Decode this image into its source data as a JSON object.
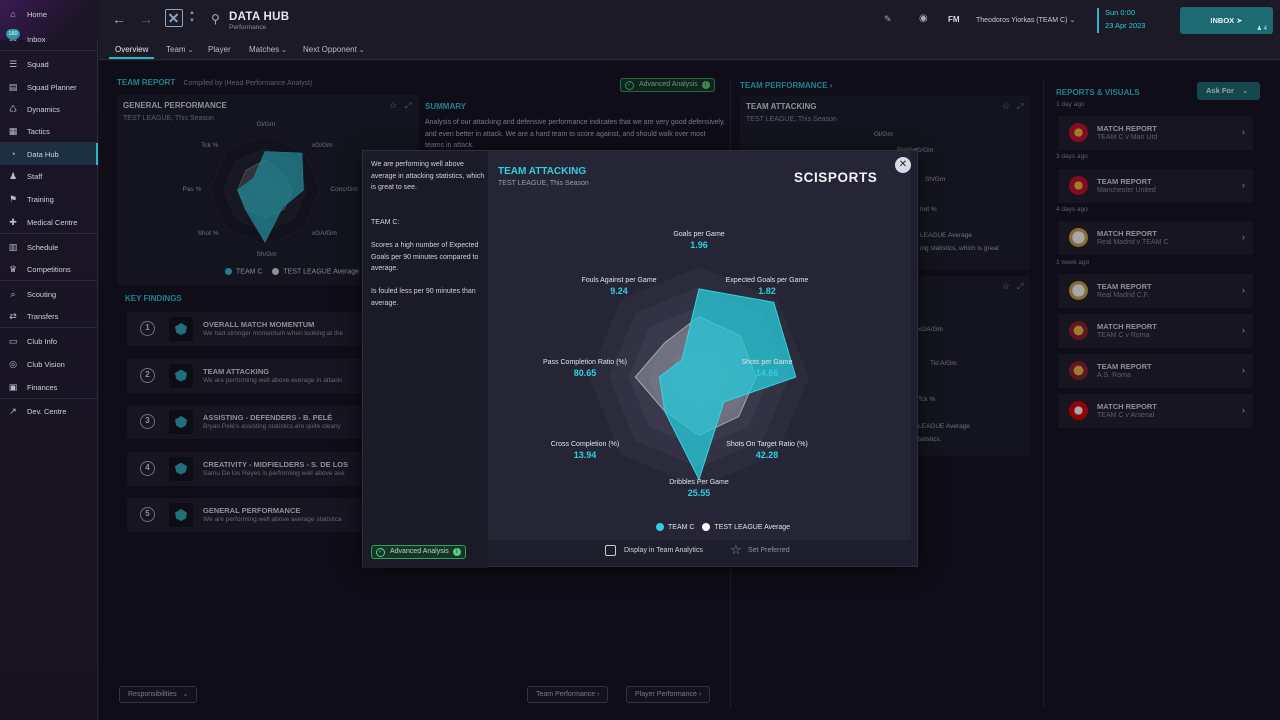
{
  "sidebar": {
    "inbox_badge": "160",
    "items": [
      {
        "label": "Home",
        "icon": "home-icon"
      },
      {
        "label": "Inbox",
        "icon": "inbox-icon"
      },
      {
        "label": "Squad",
        "icon": "squad-icon"
      },
      {
        "label": "Squad Planner",
        "icon": "squad-planner-icon"
      },
      {
        "label": "Dynamics",
        "icon": "dynamics-icon"
      },
      {
        "label": "Tactics",
        "icon": "tactics-icon"
      },
      {
        "label": "Data Hub",
        "icon": "data-hub-icon"
      },
      {
        "label": "Staff",
        "icon": "staff-icon"
      },
      {
        "label": "Training",
        "icon": "training-icon"
      },
      {
        "label": "Medical Centre",
        "icon": "medical-icon"
      },
      {
        "label": "Schedule",
        "icon": "schedule-icon"
      },
      {
        "label": "Competitions",
        "icon": "trophy-icon"
      },
      {
        "label": "Scouting",
        "icon": "scouting-icon"
      },
      {
        "label": "Transfers",
        "icon": "transfers-icon"
      },
      {
        "label": "Club Info",
        "icon": "club-info-icon"
      },
      {
        "label": "Club Vision",
        "icon": "club-vision-icon"
      },
      {
        "label": "Finances",
        "icon": "finances-icon"
      },
      {
        "label": "Dev. Centre",
        "icon": "dev-centre-icon"
      }
    ],
    "active": "Data Hub"
  },
  "topbar": {
    "title": "DATA HUB",
    "subtitle": "Performance",
    "tabs": [
      "Overview",
      "Team",
      "Player",
      "Matches",
      "Next Opponent"
    ],
    "fm_logo": "FM",
    "manager": "Theodoros Yiorkas (TEAM C)",
    "day_time": "Sun 0:00",
    "date": "23 Apr 2023",
    "inbox_label": "INBOX",
    "inbox_count": "4"
  },
  "team_report": {
    "header": "TEAM REPORT",
    "compiled_by": "Compiled by (Head Performance Analyst)",
    "advanced_label": "Advanced Analysis",
    "general": {
      "title": "GENERAL PERFORMANCE",
      "subtitle": "TEST LEAGUE, This Season",
      "axes": [
        "Gl/Gm",
        "xG/Gm",
        "Conc/Gm",
        "xGA/Gm",
        "Sh/Gm",
        "Shot %",
        "Pas %",
        "Tck %"
      ],
      "legend": [
        "TEAM C",
        "TEST LEAGUE Average"
      ]
    },
    "summary": {
      "header": "SUMMARY",
      "text": "Analysis of our attacking and defensive performance indicates that we are very good defensively, and even better in attack. We are a hard team to score against, and should walk over most teams in attack."
    }
  },
  "key_findings": {
    "header": "KEY FINDINGS",
    "items": [
      {
        "num": "1",
        "title": "OVERALL MATCH MOMENTUM",
        "text": "We had stronger momentum when looking at the"
      },
      {
        "num": "2",
        "title": "TEAM ATTACKING",
        "text": "We are performing well above average in attacki"
      },
      {
        "num": "3",
        "title": "ASSISTING - DEFENDERS - B. PELÉ",
        "text": "Bryan Pelé's assisting statistics are quite clearly"
      },
      {
        "num": "4",
        "title": "CREATIVITY - MIDFIELDERS - S. DE LOS",
        "text": "Samu De los Reyes is performing well above ave"
      },
      {
        "num": "5",
        "title": "GENERAL PERFORMANCE",
        "text": "We are performing well above average statistica"
      }
    ]
  },
  "team_performance": {
    "header": "TEAM PERFORMANCE",
    "attacking": {
      "title": "TEAM ATTACKING",
      "subtitle": "TEST LEAGUE, This Season",
      "visible_axes": [
        "Gl/Gm",
        "xG/Gm",
        "Sh/Gm",
        "Fld/Gm",
        "hot %"
      ],
      "legend_fragment": "LEAGUE Average",
      "text_fragment": "ing statistics, which is great"
    },
    "defending": {
      "visible_axes": [
        "xGA/Gm",
        "Tkl A/Gm",
        "Tck %"
      ],
      "legend_fragment": "LEAGUE Average",
      "text_fragment": "tatistics."
    }
  },
  "reports": {
    "header": "REPORTS & VISUALS",
    "ask_for": "Ask For",
    "groups": [
      {
        "ago": "1 day ago",
        "items": [
          {
            "title": "MATCH REPORT",
            "sub": "TEAM C v Man Utd",
            "logo": "man-utd-logo"
          }
        ]
      },
      {
        "ago": "3 days ago",
        "items": [
          {
            "title": "TEAM REPORT",
            "sub": "Manchester United",
            "logo": "man-utd-logo"
          }
        ]
      },
      {
        "ago": "4 days ago",
        "items": [
          {
            "title": "MATCH REPORT",
            "sub": "Real Madrid v TEAM C",
            "logo": "real-madrid-logo"
          }
        ]
      },
      {
        "ago": "1 week ago",
        "items": [
          {
            "title": "TEAM REPORT",
            "sub": "Real Madrid C.F.",
            "logo": "real-madrid-logo"
          },
          {
            "title": "MATCH REPORT",
            "sub": "TEAM C v Roma",
            "logo": "roma-logo"
          },
          {
            "title": "TEAM REPORT",
            "sub": "A.S. Roma",
            "logo": "roma-logo"
          },
          {
            "title": "MATCH REPORT",
            "sub": "TEAM C v Arsenal",
            "logo": "arsenal-logo"
          }
        ]
      }
    ]
  },
  "footer": {
    "responsibilities": "Responsibilities",
    "team_perf_btn": "Team Performance",
    "player_perf_btn": "Player Performance"
  },
  "modal": {
    "left_paragraphs": [
      "We are performing well above average in attacking statistics, which is great to see.",
      "TEAM C:",
      "Scores a high number of Expected Goals per 90 minutes compared to average.",
      "Is fouled less per 90 minutes than average."
    ],
    "advanced_label": "Advanced Analysis",
    "title": "TEAM ATTACKING",
    "subtitle": "TEST LEAGUE, This Season",
    "brand": "SCISPORTS",
    "display_in_team_analytics": "Display in Team Analytics",
    "set_preferred": "Set Preferred"
  },
  "colors": {
    "accent": "#2fd0dc",
    "team": "#2fc3d4",
    "average": "#ffffff",
    "advanced": "#2ea35a"
  },
  "chart_data": {
    "type": "radar",
    "title": "TEAM ATTACKING",
    "subtitle": "TEST LEAGUE, This Season",
    "axes": [
      {
        "label": "Goals per Game",
        "value": "1.96",
        "team": 0.8,
        "avg": 0.55
      },
      {
        "label": "Expected Goals per Game",
        "value": "1.82",
        "team": 0.96,
        "avg": 0.53
      },
      {
        "label": "Shots per Game",
        "value": "14.66",
        "team": 0.88,
        "avg": 0.52
      },
      {
        "label": "Shots On Target Ratio (%)",
        "value": "42.28",
        "team": 0.32,
        "avg": 0.51
      },
      {
        "label": "Dribbles Per Game",
        "value": "25.55",
        "team": 0.93,
        "avg": 0.53
      },
      {
        "label": "Cross Completion (%)",
        "value": "13.94",
        "team": 0.44,
        "avg": 0.44
      },
      {
        "label": "Pass Completion Ratio (%)",
        "value": "80.65",
        "team": 0.36,
        "avg": 0.58
      },
      {
        "label": "Fouls Against per Game",
        "value": "9.24",
        "team": 0.22,
        "avg": 0.44
      }
    ],
    "series": [
      {
        "name": "TEAM C",
        "color": "#2fc3d4"
      },
      {
        "name": "TEST LEAGUE Average",
        "color": "#ffffff"
      }
    ]
  }
}
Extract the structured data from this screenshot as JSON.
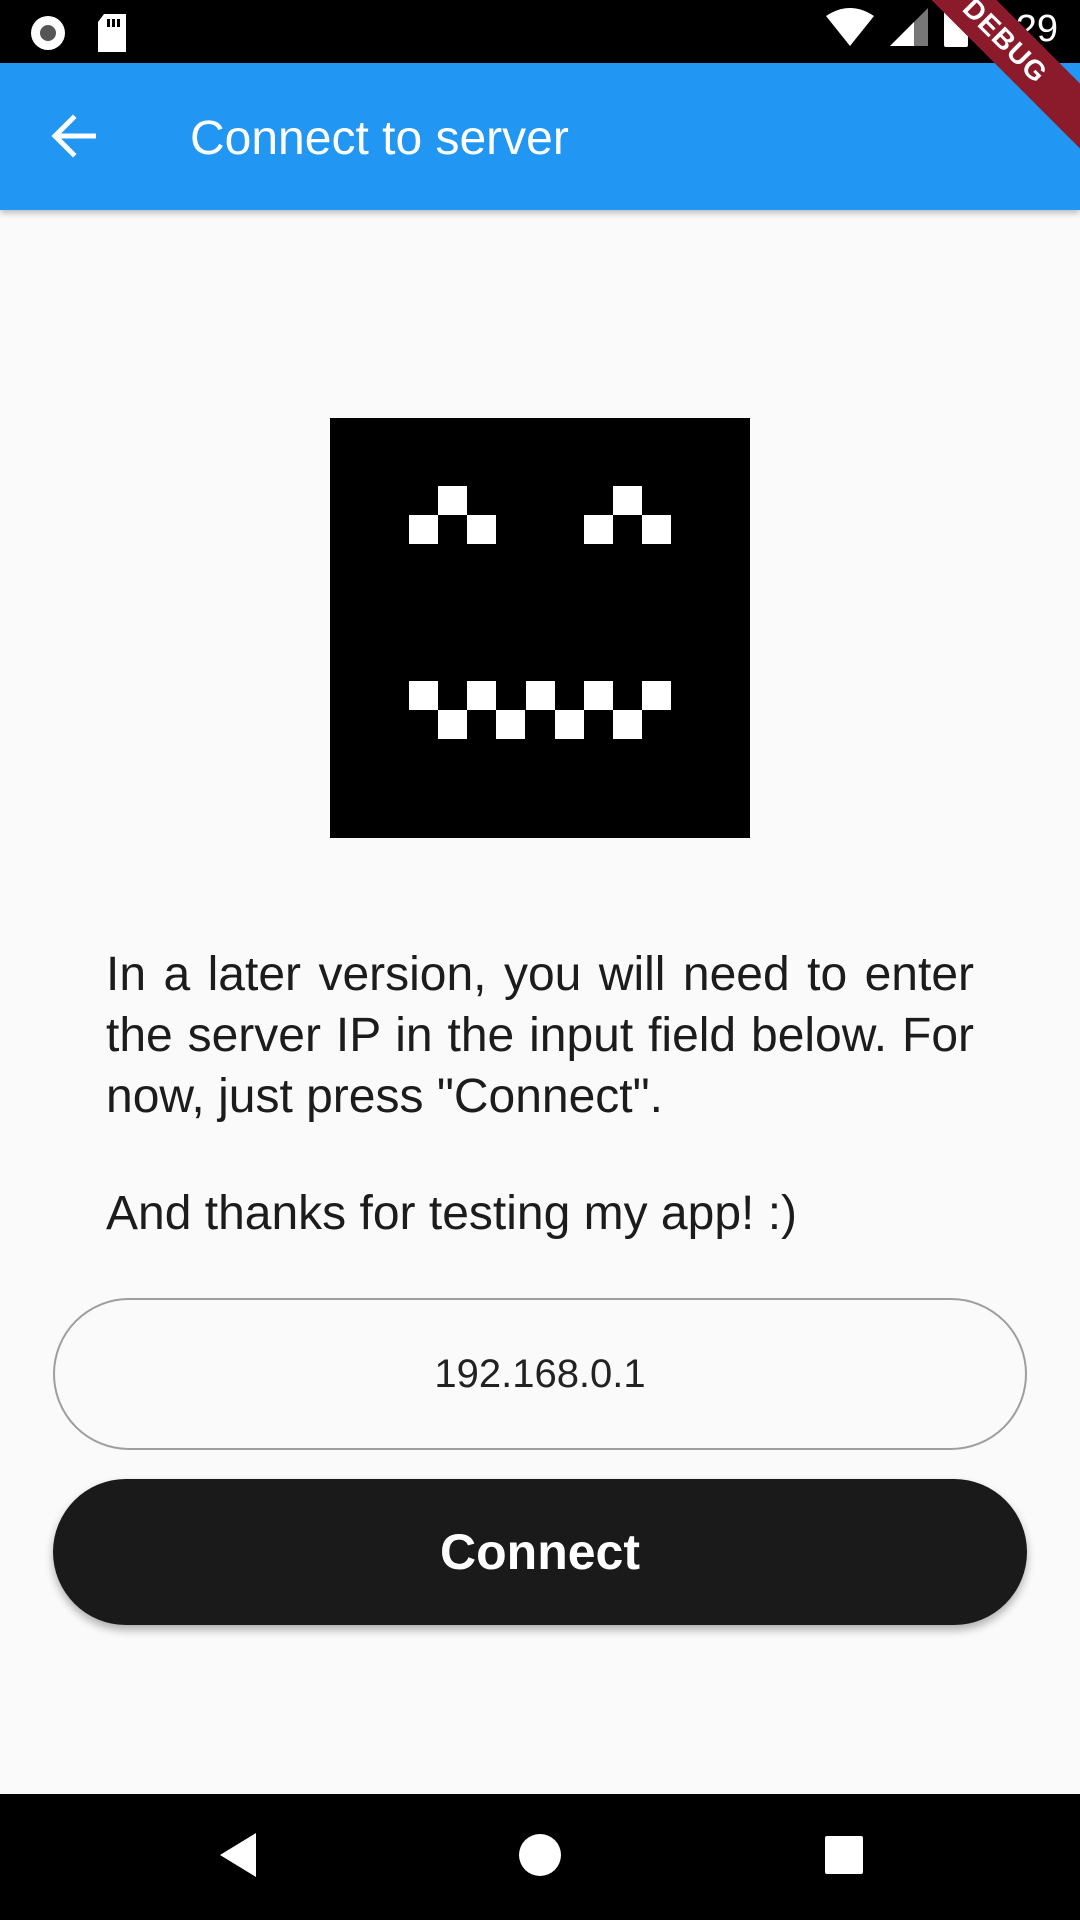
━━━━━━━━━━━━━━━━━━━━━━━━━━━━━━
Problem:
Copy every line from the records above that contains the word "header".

Response to this exercise:
    "header": "TEAM REPORT",
      "header": "SUMMARY",
    "header": "KEY FINDINGS",
    "header": "TEAM PERFORMANCE",
    "header": "REPORTS & VISUALS",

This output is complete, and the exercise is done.